Maclagan was Medical Superintendent at Dundee Royal Infirmary in 1864-66. During this time he had to cope with a major fever epidemic, leading him to pioneer the clinical use of thermo-meters. His most important work, however, was the research he carried out into the anti-rheumatic effects of salicin, a chemical extracted from willow bark. Maclagan's work was taken up by German researchers who used salicin to develop acetyl-salicylic acid - better known today as aspirin.
Maclagan later moved to London and established a fashionable practice whose patients included Thomas Carlyle and members of the Royal Family. At the time of his death in 1903, it was said that he "deserves a niche in the Temple of Fame as one of the great benefactors of the human race."

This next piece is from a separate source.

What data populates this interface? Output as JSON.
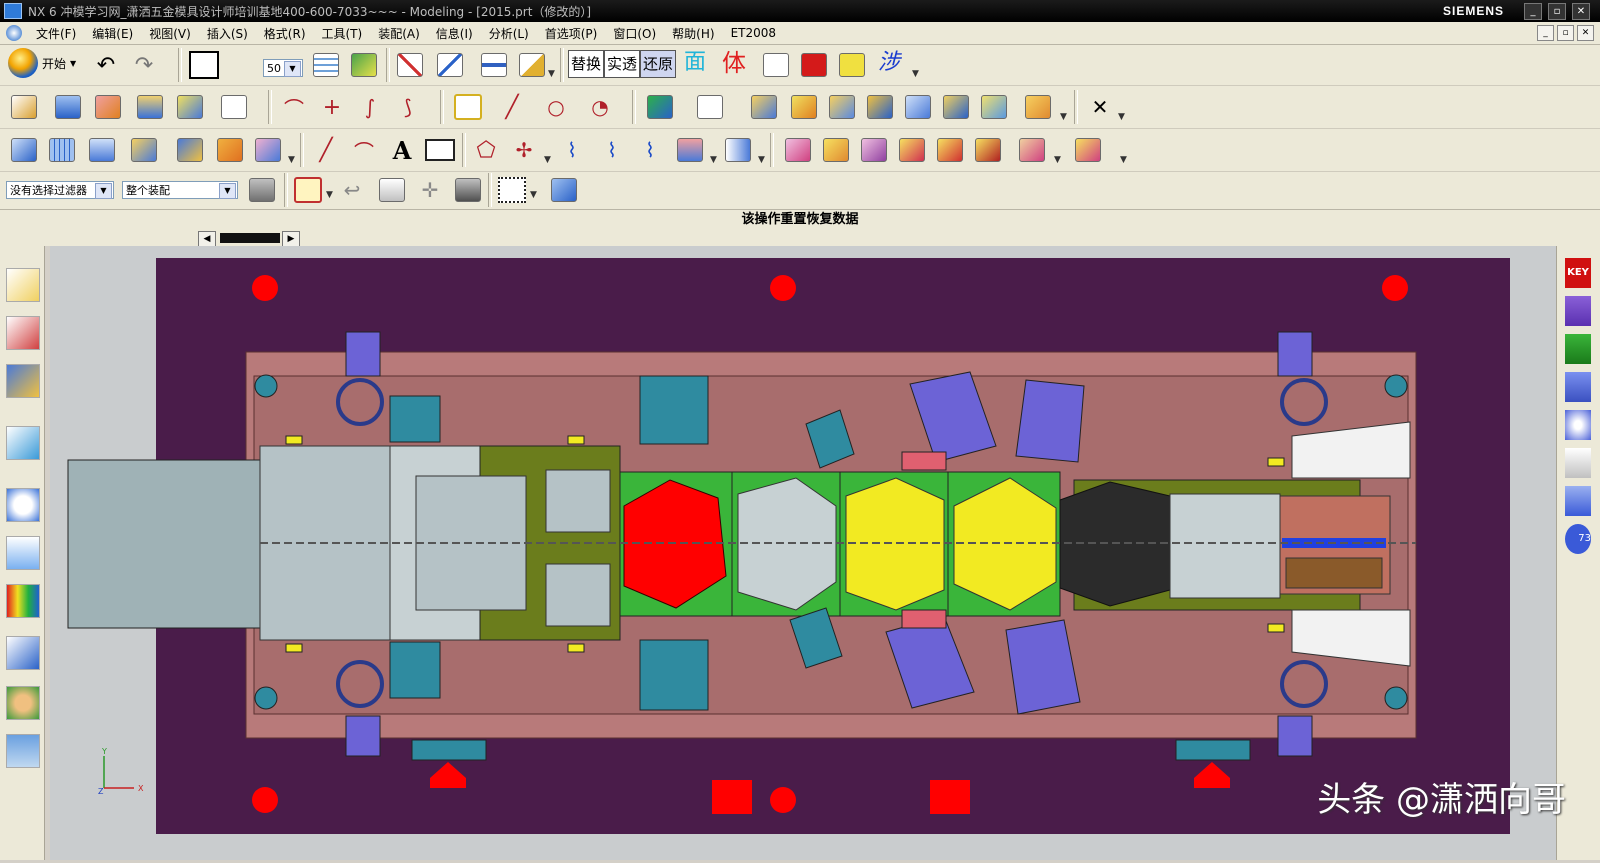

Maclagan's original microscope is in the Medical History Museum's collection.
Born at Pictstonhill near Scone, Mackenzie was a celebrated heart specialist. After studying in Edinburgh he set up practice for many years in Burnley, Lancashire. Mackenzie's particular interest was in diseases of the heart. Recognising the limitations of the sphygmograph to record the pulse, he pioneered a device which he called a polygraph. It allowed for the first time simultaneous recordings of the arterial and venous pulses to evaluate the condition of the heart and to measure the AV interval (the time between an atrial polarisation and the next ventricular polarisation). The polygraph would go on to revolutionise the diagnosis of heart problems, and later became the basis for lie detectors.
Mackenzie also discovered premature ventricular contractions and drew attention to the question of the heart's capacity for work, paving the way for the study of the energetics of the heart muscle. He also demonstrated the effectiveness of digitalis in the treatment of arrhythmias.
In 1907 Mackenzie left Burley and became a successful consulting physician in London. In 1915 he was elected a Fellow of the Royal Society and was awarded a knighthood. In 1918 he founded the influential Mackenzie Institute of Clinical Research in St Andrews, which involved local GPs in detailed long-term recording of patients' symptoms and illnesses.
The Medical History Museum has two early polygraphs as well as a bronze bust of Mackenzie.
Pirie pioneered the application of X-rays to clinical medicine in Dundee. He established the first Electrical Department at Dundee Royal Infirmary in 1896 and worked there until 1925 when he retired due to ill-health. His long exposure to x-rays cost him his eyesight and both his hands had to be amputated due to radiation damage. In 1926 he was awarded a civil list pension and a Carnegie Hero Trust medal. The grateful citizens of Dundee organised a public collection for him, raising over £1,200. His name was also one of those inscribed on a memorial in Hamburg recognising early X-ray martyrs. The inscription reads:
"They were heroic pioneers for a safe and successful application of X-rays to medicine. The fame of their deeds is immortal."
The Medical History Museum holds several examples of Pirie's X-ray equipment, including early X-ray tubes, fluoroscope, protective face mask and a bottle of mustard oil, used by Pirie to ease the pain in his hands caused by repeated radiation exposure. One of Pirie's tumour-ridden hands is kept by the Pathology department at Ninewells Hospital.
A native of Settle in Yorkshire, Jim Riley was a surgeon during the war but had to retrain in radiotherapy when he contracted a skin condition on his hands. He was consultant at Dundee Royal Infirmary until 1974.
Dr Riley had always been fascinated by research and was an avid reader of the great heroes of the past such as Paul Ehrlich. He is said to have owned one of the great man's famous instruction blocks, which were notoriously difficult to decipher. While still a medical student Ehrlich was the first to describe the mast cell in humans, although left it to others to solve the riddle of what it does.
Jim Riley set out to solve this riddle, and made a good start with a notable series of experiments conducted during the 1950s in a corner of his room at DRI. This research into the mast cell made him an internationally respected authority, and led to a Claude Bernard Visiting Professorship in Montreal and election as a Fellow of the Royal Society of Edinburgh.
Much of Riley's original laboratory equipment was recently donated to the Medical History Museum by his family.